--- Given information ---
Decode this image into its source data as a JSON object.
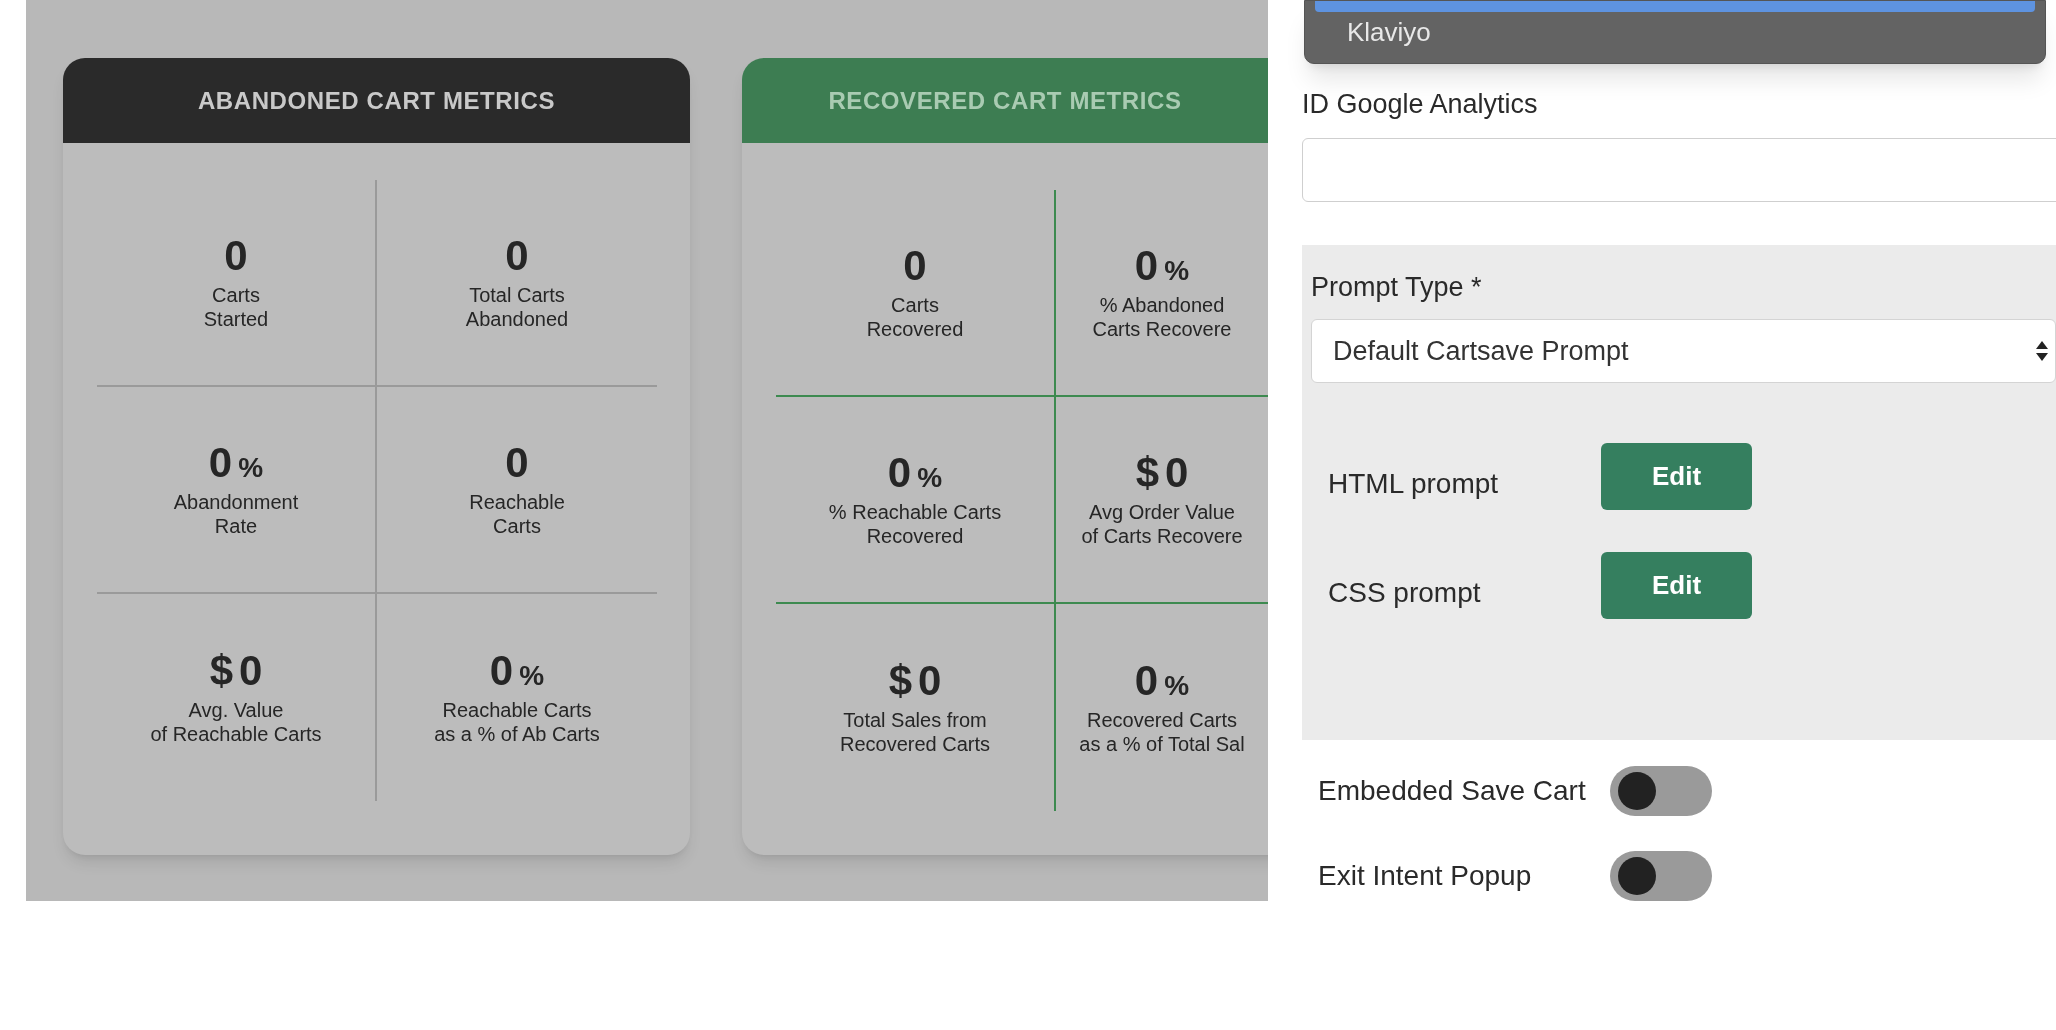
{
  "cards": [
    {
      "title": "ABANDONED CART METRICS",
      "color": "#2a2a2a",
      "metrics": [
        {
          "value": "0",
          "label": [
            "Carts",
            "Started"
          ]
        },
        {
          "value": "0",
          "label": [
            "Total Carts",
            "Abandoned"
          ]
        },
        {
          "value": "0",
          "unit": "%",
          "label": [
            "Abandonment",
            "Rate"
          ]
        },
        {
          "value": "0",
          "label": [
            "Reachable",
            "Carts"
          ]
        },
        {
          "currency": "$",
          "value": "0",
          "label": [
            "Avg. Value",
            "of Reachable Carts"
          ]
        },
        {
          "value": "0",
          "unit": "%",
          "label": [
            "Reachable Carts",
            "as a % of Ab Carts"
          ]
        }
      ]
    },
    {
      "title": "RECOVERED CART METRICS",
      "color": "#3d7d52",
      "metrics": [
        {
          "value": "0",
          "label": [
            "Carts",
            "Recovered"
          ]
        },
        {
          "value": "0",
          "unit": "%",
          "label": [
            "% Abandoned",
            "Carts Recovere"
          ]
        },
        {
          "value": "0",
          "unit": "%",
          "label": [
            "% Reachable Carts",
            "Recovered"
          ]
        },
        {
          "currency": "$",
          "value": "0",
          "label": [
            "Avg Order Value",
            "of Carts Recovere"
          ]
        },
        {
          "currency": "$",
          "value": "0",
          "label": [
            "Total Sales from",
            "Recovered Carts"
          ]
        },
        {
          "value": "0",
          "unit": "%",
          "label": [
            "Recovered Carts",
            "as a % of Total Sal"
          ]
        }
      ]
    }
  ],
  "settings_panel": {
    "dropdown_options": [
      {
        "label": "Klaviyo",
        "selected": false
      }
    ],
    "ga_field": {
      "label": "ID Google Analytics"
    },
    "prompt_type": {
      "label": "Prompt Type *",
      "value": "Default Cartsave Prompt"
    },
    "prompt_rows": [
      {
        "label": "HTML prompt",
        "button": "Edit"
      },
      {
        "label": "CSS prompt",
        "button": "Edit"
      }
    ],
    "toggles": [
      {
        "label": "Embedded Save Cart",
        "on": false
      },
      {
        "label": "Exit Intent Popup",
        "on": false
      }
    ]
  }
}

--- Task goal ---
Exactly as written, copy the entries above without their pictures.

--- Result of this exercise ---
Decode this image into its source data as a JSON object.
{
  "cards": [
    {
      "title": "ABANDONED CART METRICS",
      "color": "#2a2a2a",
      "metrics": [
        {
          "value": "0",
          "label": [
            "Carts",
            "Started"
          ]
        },
        {
          "value": "0",
          "label": [
            "Total Carts",
            "Abandoned"
          ]
        },
        {
          "value": "0",
          "unit": "%",
          "label": [
            "Abandonment",
            "Rate"
          ]
        },
        {
          "value": "0",
          "label": [
            "Reachable",
            "Carts"
          ]
        },
        {
          "currency": "$",
          "value": "0",
          "label": [
            "Avg. Value",
            "of Reachable Carts"
          ]
        },
        {
          "value": "0",
          "unit": "%",
          "label": [
            "Reachable Carts",
            "as a % of Ab Carts"
          ]
        }
      ]
    },
    {
      "title": "RECOVERED CART METRICS",
      "color": "#3d7d52",
      "metrics": [
        {
          "value": "0",
          "label": [
            "Carts",
            "Recovered"
          ]
        },
        {
          "value": "0",
          "unit": "%",
          "label": [
            "% Abandoned",
            "Carts Recovere"
          ]
        },
        {
          "value": "0",
          "unit": "%",
          "label": [
            "% Reachable Carts",
            "Recovered"
          ]
        },
        {
          "currency": "$",
          "value": "0",
          "label": [
            "Avg Order Value",
            "of Carts Recovere"
          ]
        },
        {
          "currency": "$",
          "value": "0",
          "label": [
            "Total Sales from",
            "Recovered Carts"
          ]
        },
        {
          "value": "0",
          "unit": "%",
          "label": [
            "Recovered Carts",
            "as a % of Total Sal"
          ]
        }
      ]
    }
  ],
  "settings_panel": {
    "dropdown_options": [
      {
        "label": "Klaviyo",
        "selected": false
      }
    ],
    "ga_field": {
      "label": "ID Google Analytics"
    },
    "prompt_type": {
      "label": "Prompt Type *",
      "value": "Default Cartsave Prompt"
    },
    "prompt_rows": [
      {
        "label": "HTML prompt",
        "button": "Edit"
      },
      {
        "label": "CSS prompt",
        "button": "Edit"
      }
    ],
    "toggles": [
      {
        "label": "Embedded Save Cart",
        "on": false
      },
      {
        "label": "Exit Intent Popup",
        "on": false
      }
    ]
  }
}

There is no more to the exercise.